- 41Nutritional Prevention of Cancer Study Group. Selenium supplementation, baseline plasma selenium status and incidence of prostate cancer: an analysis of the complete treatment period of the Nutritional Prevention of Cancer Trial. BJU Int. 2003; 91: 608–612., , , et al.,
- 47National Center for Health Statistics. Health, United States, 2004. With chartbook on trends in the health of Americans. Hyattsville: National Center for Health Statistics, 2004.
- 48Healthy People 2010. Available at: http://www.healthypeople.gov.
- 49Area Socioeconomic Variations in U.S. Cancer Incidence, Mortality, Stage, Treatment and Survival, 1975-1999. National Cancer Institute; Cancer Surveillance Monograph Series, no. 4. NIH Pub. No. 03-5417. Bethesda, MD: National Cancer Institute; 2003., , , .
- 51Trans-HHS Cancer Health Disparities Progress Review Group. Making cancer health disparities history. Report submitted to the Secretary, US Department of Health and Human Services. Washington, DC: U.S. Department of Health and Human Services; 2004.
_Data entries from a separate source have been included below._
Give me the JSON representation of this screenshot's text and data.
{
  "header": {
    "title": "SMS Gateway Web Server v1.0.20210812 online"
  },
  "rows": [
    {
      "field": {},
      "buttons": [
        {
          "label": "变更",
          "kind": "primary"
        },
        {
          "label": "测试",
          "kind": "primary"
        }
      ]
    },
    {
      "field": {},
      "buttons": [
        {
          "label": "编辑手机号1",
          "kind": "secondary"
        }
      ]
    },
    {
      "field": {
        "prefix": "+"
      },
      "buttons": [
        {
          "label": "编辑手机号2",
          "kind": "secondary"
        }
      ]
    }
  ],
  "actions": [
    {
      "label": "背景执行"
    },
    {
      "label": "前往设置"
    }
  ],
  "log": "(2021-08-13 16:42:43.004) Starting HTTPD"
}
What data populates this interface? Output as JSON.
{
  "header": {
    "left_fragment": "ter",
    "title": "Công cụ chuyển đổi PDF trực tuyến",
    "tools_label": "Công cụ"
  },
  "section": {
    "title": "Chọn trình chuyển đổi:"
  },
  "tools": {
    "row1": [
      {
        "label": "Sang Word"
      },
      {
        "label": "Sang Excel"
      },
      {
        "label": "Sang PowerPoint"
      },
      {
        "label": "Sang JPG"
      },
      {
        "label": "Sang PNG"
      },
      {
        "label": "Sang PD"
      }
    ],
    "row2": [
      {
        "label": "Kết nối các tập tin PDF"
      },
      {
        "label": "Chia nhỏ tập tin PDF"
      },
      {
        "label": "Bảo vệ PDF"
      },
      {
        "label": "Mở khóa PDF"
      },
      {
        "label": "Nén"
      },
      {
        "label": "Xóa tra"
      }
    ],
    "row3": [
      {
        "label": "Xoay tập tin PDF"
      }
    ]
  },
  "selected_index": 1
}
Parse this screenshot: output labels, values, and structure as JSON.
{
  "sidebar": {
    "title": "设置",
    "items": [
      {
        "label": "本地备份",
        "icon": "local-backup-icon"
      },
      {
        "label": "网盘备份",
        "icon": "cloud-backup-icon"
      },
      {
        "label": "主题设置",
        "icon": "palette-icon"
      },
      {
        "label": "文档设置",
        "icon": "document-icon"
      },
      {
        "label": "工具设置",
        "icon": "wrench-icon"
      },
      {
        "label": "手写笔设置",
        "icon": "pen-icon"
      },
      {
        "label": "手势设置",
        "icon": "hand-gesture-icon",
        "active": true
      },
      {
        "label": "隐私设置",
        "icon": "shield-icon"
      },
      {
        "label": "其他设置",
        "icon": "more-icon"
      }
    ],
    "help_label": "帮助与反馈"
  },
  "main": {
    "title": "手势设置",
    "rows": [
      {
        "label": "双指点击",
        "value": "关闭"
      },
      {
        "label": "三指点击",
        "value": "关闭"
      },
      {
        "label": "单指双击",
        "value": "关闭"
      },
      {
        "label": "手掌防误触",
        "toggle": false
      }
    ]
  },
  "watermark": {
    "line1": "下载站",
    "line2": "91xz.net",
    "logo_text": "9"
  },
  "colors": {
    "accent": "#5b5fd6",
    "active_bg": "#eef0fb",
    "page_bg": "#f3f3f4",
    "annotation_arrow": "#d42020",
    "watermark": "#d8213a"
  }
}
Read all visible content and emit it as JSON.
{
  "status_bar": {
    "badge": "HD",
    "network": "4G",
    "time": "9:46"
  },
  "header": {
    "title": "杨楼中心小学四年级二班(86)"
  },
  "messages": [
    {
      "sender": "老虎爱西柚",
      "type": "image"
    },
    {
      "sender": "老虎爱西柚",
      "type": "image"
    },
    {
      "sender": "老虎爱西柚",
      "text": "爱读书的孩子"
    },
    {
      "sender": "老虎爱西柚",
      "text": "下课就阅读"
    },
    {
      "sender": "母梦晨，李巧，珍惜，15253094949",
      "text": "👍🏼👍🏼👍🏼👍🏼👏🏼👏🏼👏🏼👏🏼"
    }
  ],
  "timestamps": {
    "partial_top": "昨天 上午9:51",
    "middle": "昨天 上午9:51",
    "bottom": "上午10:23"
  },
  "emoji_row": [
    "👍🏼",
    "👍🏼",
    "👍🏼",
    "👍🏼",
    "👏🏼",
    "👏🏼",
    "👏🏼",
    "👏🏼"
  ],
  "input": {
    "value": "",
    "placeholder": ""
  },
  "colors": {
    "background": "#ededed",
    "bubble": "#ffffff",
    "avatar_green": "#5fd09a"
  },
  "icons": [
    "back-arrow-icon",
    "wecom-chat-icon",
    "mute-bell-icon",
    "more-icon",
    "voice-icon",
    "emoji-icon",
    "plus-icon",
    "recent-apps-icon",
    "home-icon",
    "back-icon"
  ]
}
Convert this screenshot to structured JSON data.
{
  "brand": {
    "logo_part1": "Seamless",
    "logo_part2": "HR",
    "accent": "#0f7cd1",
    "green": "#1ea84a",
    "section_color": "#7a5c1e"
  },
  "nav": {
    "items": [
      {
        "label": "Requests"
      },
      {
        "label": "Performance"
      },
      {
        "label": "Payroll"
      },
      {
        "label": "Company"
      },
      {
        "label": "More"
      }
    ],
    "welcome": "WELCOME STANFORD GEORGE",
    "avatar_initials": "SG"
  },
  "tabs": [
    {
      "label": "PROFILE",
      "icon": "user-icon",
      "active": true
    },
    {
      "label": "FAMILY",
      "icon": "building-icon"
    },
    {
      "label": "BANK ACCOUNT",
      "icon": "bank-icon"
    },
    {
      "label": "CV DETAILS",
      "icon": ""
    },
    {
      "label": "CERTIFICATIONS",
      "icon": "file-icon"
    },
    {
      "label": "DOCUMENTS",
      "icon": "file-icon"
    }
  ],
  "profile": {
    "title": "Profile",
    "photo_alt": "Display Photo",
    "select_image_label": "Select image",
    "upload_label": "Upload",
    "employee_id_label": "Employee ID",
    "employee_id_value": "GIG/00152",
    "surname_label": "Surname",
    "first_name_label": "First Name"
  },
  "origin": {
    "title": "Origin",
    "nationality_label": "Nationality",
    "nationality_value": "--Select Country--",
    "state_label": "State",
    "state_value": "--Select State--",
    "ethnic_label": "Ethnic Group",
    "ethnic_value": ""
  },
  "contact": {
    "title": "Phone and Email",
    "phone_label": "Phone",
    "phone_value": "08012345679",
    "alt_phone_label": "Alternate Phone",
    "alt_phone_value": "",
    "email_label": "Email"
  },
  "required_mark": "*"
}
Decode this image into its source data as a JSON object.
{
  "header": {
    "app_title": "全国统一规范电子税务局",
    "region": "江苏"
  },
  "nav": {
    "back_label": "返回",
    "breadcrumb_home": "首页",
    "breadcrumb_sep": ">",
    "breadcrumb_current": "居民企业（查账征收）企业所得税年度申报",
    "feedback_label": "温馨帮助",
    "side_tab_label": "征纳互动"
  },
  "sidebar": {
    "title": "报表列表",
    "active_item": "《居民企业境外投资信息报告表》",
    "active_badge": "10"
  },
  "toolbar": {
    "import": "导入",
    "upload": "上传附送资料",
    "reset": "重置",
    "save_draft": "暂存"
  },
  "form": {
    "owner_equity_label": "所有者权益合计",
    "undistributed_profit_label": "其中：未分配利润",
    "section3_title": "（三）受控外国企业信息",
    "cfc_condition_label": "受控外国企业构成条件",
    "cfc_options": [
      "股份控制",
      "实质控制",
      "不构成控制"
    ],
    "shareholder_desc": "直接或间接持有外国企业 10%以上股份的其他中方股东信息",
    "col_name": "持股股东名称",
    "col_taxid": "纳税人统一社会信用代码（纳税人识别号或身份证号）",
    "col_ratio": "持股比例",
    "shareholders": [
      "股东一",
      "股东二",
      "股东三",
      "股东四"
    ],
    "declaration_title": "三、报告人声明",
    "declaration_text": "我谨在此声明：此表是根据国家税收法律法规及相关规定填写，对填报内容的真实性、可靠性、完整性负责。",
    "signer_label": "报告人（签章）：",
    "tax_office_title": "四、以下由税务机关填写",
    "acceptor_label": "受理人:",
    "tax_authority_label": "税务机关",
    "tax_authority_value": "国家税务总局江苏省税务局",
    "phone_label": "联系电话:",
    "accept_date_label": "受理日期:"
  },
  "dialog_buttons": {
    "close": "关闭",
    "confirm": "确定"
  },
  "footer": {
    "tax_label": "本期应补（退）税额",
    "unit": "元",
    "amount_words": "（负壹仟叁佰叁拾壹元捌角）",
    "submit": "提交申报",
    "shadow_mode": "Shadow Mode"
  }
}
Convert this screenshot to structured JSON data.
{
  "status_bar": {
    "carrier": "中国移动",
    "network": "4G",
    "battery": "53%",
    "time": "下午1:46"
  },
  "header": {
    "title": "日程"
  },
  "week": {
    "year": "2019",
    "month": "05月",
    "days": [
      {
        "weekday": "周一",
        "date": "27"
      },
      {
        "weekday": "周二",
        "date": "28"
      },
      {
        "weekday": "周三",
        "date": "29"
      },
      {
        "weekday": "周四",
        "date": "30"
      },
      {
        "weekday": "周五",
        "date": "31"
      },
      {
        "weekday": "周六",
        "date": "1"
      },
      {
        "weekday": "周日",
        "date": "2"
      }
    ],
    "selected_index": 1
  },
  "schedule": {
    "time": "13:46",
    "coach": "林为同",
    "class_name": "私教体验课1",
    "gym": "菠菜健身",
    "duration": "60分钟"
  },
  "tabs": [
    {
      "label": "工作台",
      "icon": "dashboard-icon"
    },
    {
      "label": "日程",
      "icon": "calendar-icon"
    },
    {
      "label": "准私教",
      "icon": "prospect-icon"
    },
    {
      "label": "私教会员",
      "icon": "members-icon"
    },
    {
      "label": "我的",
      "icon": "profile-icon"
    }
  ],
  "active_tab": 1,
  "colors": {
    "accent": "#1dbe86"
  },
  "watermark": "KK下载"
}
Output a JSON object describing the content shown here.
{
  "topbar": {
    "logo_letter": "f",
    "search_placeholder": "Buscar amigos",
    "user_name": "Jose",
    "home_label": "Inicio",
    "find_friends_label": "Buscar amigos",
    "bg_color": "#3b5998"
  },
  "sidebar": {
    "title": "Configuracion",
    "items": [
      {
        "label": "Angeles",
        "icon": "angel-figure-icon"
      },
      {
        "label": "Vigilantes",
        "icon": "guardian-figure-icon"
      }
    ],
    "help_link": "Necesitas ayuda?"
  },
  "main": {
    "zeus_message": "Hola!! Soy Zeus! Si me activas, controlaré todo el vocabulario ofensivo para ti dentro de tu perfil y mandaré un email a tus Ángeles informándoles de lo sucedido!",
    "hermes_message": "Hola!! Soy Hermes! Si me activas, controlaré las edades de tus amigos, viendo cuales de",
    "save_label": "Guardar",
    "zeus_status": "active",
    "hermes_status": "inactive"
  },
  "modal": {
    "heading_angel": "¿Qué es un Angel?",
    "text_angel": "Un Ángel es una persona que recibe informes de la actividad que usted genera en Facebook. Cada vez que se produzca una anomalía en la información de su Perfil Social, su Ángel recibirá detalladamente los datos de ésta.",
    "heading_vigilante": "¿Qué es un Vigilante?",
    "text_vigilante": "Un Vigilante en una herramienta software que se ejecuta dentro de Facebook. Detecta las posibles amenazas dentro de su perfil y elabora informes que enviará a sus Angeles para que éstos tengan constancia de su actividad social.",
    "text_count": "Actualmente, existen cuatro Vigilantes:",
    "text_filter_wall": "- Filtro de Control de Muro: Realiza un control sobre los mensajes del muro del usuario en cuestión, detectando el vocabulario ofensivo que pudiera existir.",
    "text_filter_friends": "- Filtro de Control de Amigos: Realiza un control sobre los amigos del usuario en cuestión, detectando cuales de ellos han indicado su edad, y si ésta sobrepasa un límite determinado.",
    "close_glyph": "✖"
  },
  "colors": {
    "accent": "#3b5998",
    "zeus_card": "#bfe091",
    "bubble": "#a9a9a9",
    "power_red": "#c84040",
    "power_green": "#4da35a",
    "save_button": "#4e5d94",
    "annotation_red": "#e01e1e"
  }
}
- 52National Center for Health Statistics. National vital statistics reports, vol 53, no. 15. Hyattsville: National Center for Health Statistics; 2005.